    Yes, they should remain exempt. It is sufficient that they are regulated by the Care Quality Commission.

  2. Anonymous says:

    We feel that providers of these services should either be regulated by Monitor or CQC.

  3. Anonymous says:

    Providers already regulated by one or more regime should be exempt from the requirement to hold a licence from Monitor. Currently some providers will be regulated under the new Care Quality Commission (CQC) market oversight scheme, as well as other regulators such as the Homes and Communities Agency (HCA).
    In particular, it is important not to place disincentives to integration within the health and social system. As set out in Section 3 of the Care Act 2014 local authorities have a duty to integrate services, which is mirrored in the Health and Social Care Act 2012. Register providers of social housing are specifically listed as body with whom local authorities should co-operate in Section 6 of the Care Act 2014.

    For the implementation of the integration duties to be successful in promoting service models that improve outcomes for health, care and wellbeing, the Care Act needs to drive integration of health and care services through the home. As more integrated services are jointly designed and delivered across health, social care and housing, there will be greater overlap with regulatory regimes. There is a danger that a barrier is placed in the way of integration by providers having to comply with by 3 regulatory regimes, each requiring similar information. Given that the CQC will be regulating providers for both quality of care and financial sustainability it would be unnecessary for another regulatory regime to be placed on top of this, especially if providers are regulated by the HCA as well.

  4. Anonymous says:

    The exemption from holding a Monitor licence for Social Care Providers of NHS Continuing Healthcare and NHS-funded nursing care needs to be extended for at least another 12 months until the impact of any change has been properly thought through. Social Care providers are already closely regulated by the CQC. Should there be no extension, there are considerable service risks arising from Social Care providers not being able to meet the Monitor requirements, being forced to withdraw services overnight and there being no back-up services available to deliver services. The risks associated with a continuation of the exemption are self-evidently low, given the absence of serious problems to date with social care providers delivering these services.

  5. Anonymous says:

    the more monitoring of the scandalous neglect that is commonplace in our care homes the better.
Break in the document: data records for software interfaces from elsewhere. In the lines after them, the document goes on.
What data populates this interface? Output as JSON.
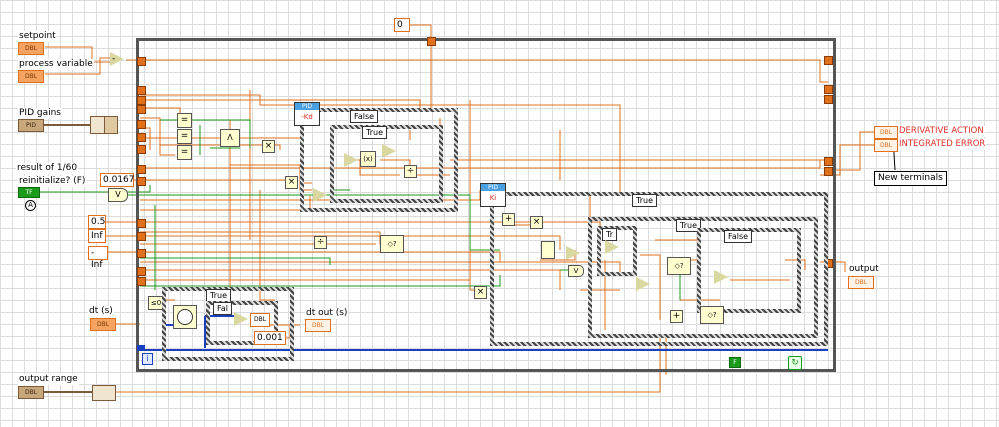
{
  "terminals": {
    "setpoint": {
      "label": "setpoint",
      "type": "DBL"
    },
    "process_variable": {
      "label": "process variable",
      "type": "DBL"
    },
    "pid_gains": {
      "label": "PID gains",
      "type": "PID"
    },
    "result": {
      "label": "result of 1/60"
    },
    "reinitialize": {
      "label": "reinitialize? (F)",
      "type": "TF"
    },
    "dt": {
      "label": "dt (s)",
      "type": "DBL"
    },
    "dt_out": {
      "label": "dt out (s)",
      "type": "DBL"
    },
    "output_range": {
      "label": "output range",
      "type": "DBL"
    },
    "output": {
      "label": "output",
      "type": "DBL"
    },
    "derivative_action": {
      "label": "DERIVATIVE ACTION",
      "type": "DBL"
    },
    "integrated_error": {
      "label": "INTEGRATED ERROR",
      "type": "DBL"
    }
  },
  "annotation": "New terminals",
  "constants": {
    "zero": "0",
    "c0167": "0.0167",
    "c05": "0.5",
    "inf": "Inf",
    "neginf": "-Inf",
    "c0001": "0.001"
  },
  "case_selectors": {
    "s1": "False",
    "s2": "True",
    "s3": "True",
    "s4": "True",
    "s5": "False",
    "s6": "Tr",
    "s7": "True",
    "s8": "Fal"
  },
  "subvi_labels": {
    "pid_deriv_title": "PID",
    "pid_deriv_body": "-Kd",
    "pid_int_title": "PID",
    "pid_int_body": "Ki",
    "dbl_convert": "DBL",
    "loop_i": "i"
  },
  "bool_constant": "F",
  "colors": {
    "float_wire": "#e0701c",
    "bool_wire": "#1b9a1b",
    "int_wire": "#1a3fbf",
    "cluster_wire": "#7a5a3a",
    "annotation_red": "#e0302a"
  }
}
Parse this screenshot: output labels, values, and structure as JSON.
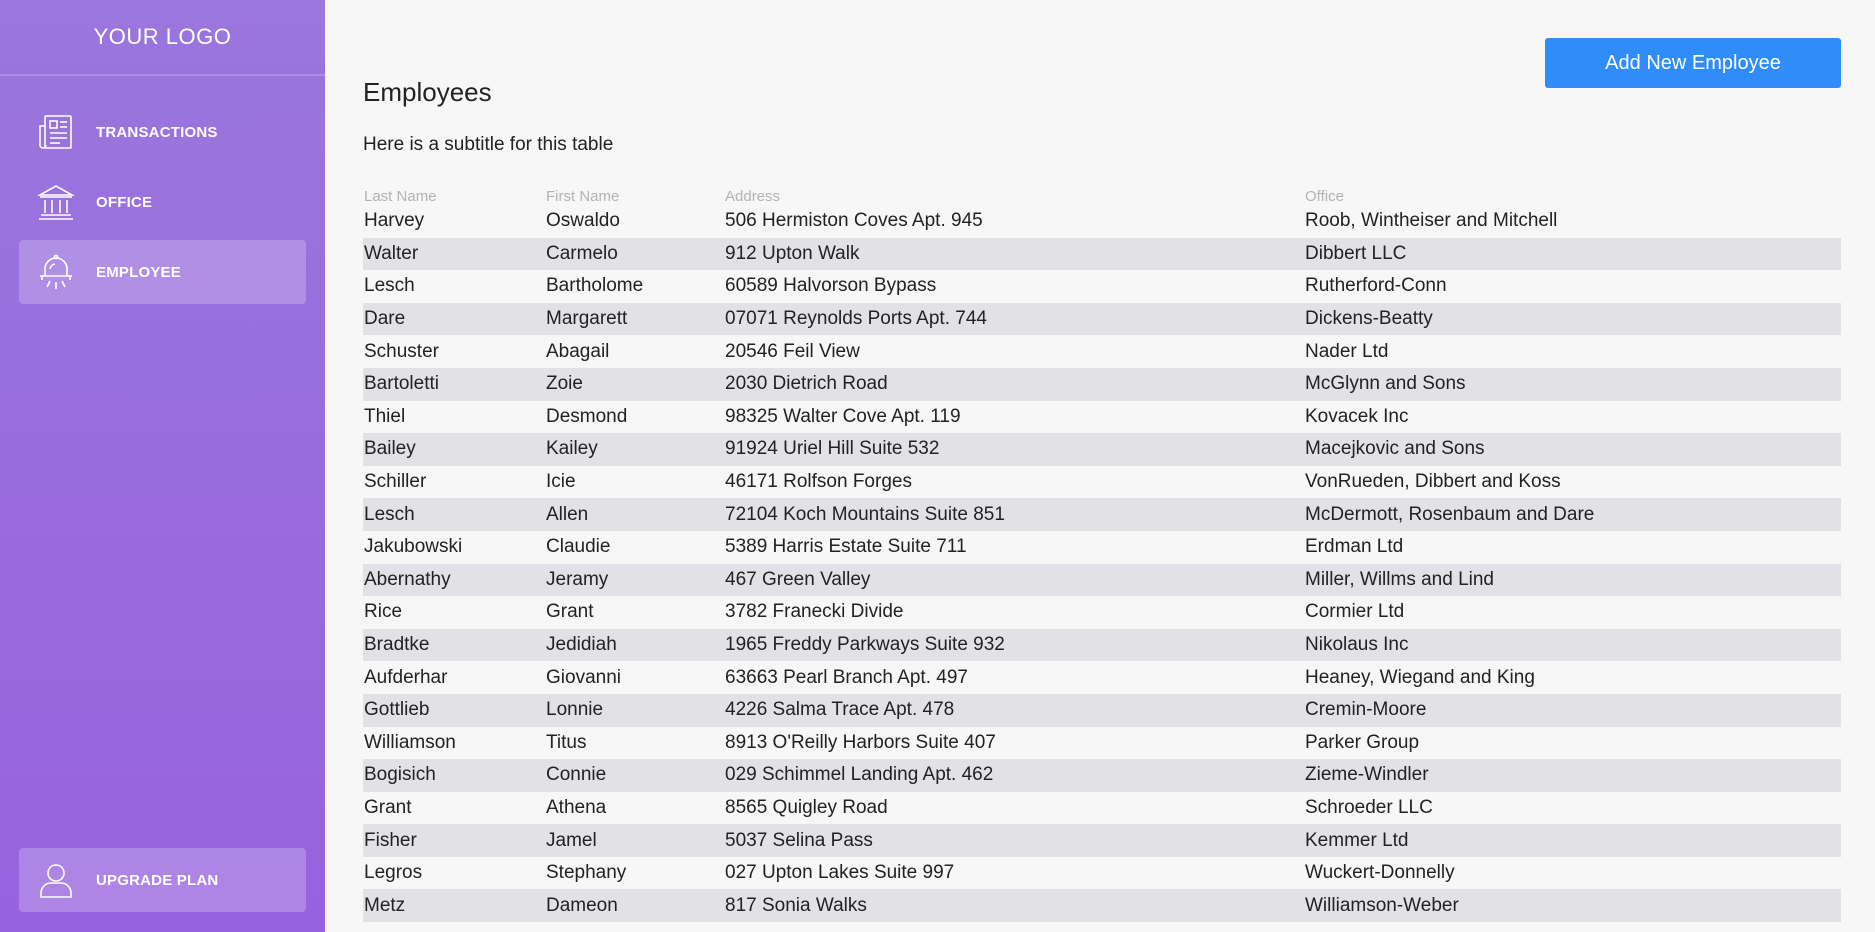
{
  "logo": "YOUR LOGO",
  "nav": {
    "transactions": "TRANSACTIONS",
    "office": "OFFICE",
    "employee": "EMPLOYEE",
    "upgrade": "UPGRADE PLAN"
  },
  "header": {
    "add_button": "Add New Employee",
    "title": "Employees",
    "subtitle": "Here is a subtitle for this table"
  },
  "table": {
    "columns": [
      "Last Name",
      "First Name",
      "Address",
      "Office"
    ],
    "rows": [
      [
        "Harvey",
        "Oswaldo",
        "506 Hermiston Coves Apt. 945",
        "Roob, Wintheiser and Mitchell"
      ],
      [
        "Walter",
        "Carmelo",
        "912 Upton Walk",
        "Dibbert LLC"
      ],
      [
        "Lesch",
        "Bartholome",
        "60589 Halvorson Bypass",
        "Rutherford-Conn"
      ],
      [
        "Dare",
        "Margarett",
        "07071 Reynolds Ports Apt. 744",
        "Dickens-Beatty"
      ],
      [
        "Schuster",
        "Abagail",
        "20546 Feil View",
        "Nader Ltd"
      ],
      [
        "Bartoletti",
        "Zoie",
        "2030 Dietrich Road",
        "McGlynn and Sons"
      ],
      [
        "Thiel",
        "Desmond",
        "98325 Walter Cove Apt. 119",
        "Kovacek Inc"
      ],
      [
        "Bailey",
        "Kailey",
        "91924 Uriel Hill Suite 532",
        "Macejkovic and Sons"
      ],
      [
        "Schiller",
        "Icie",
        "46171 Rolfson Forges",
        "VonRueden, Dibbert and Koss"
      ],
      [
        "Lesch",
        "Allen",
        "72104 Koch Mountains Suite 851",
        "McDermott, Rosenbaum and Dare"
      ],
      [
        "Jakubowski",
        "Claudie",
        "5389 Harris Estate Suite 711",
        "Erdman Ltd"
      ],
      [
        "Abernathy",
        "Jeramy",
        "467 Green Valley",
        "Miller, Willms and Lind"
      ],
      [
        "Rice",
        "Grant",
        "3782 Franecki Divide",
        "Cormier Ltd"
      ],
      [
        "Bradtke",
        "Jedidiah",
        "1965 Freddy Parkways Suite 932",
        "Nikolaus Inc"
      ],
      [
        "Aufderhar",
        "Giovanni",
        "63663 Pearl Branch Apt. 497",
        "Heaney, Wiegand and King"
      ],
      [
        "Gottlieb",
        "Lonnie",
        "4226 Salma Trace Apt. 478",
        "Cremin-Moore"
      ],
      [
        "Williamson",
        "Titus",
        "8913 O'Reilly Harbors Suite 407",
        "Parker Group"
      ],
      [
        "Bogisich",
        "Connie",
        "029 Schimmel Landing Apt. 462",
        "Zieme-Windler"
      ],
      [
        "Grant",
        "Athena",
        "8565 Quigley Road",
        "Schroeder LLC"
      ],
      [
        "Fisher",
        "Jamel",
        "5037 Selina Pass",
        "Kemmer Ltd"
      ],
      [
        "Legros",
        "Stephany",
        "027 Upton Lakes Suite 997",
        "Wuckert-Donnelly"
      ],
      [
        "Metz",
        "Dameon",
        "817 Sonia Walks",
        "Williamson-Weber"
      ]
    ]
  },
  "colors": {
    "sidebar_top": "#9a76dd",
    "sidebar_bottom": "#9862de",
    "accent_button": "#2f8cf8",
    "stripe_row": "#e2e1e5",
    "background": "#f7f7f7"
  },
  "icons": {
    "transactions": "newspaper-icon",
    "office": "bank-building-icon",
    "employee": "bell-alarm-icon",
    "upgrade": "user-icon"
  }
}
If the public cannot have confidence in the regulators and monitors of care homes and cannot be reassured that they are accountable when abuse and neglect happen then there is no point to having acts which pay lip service to our elderly.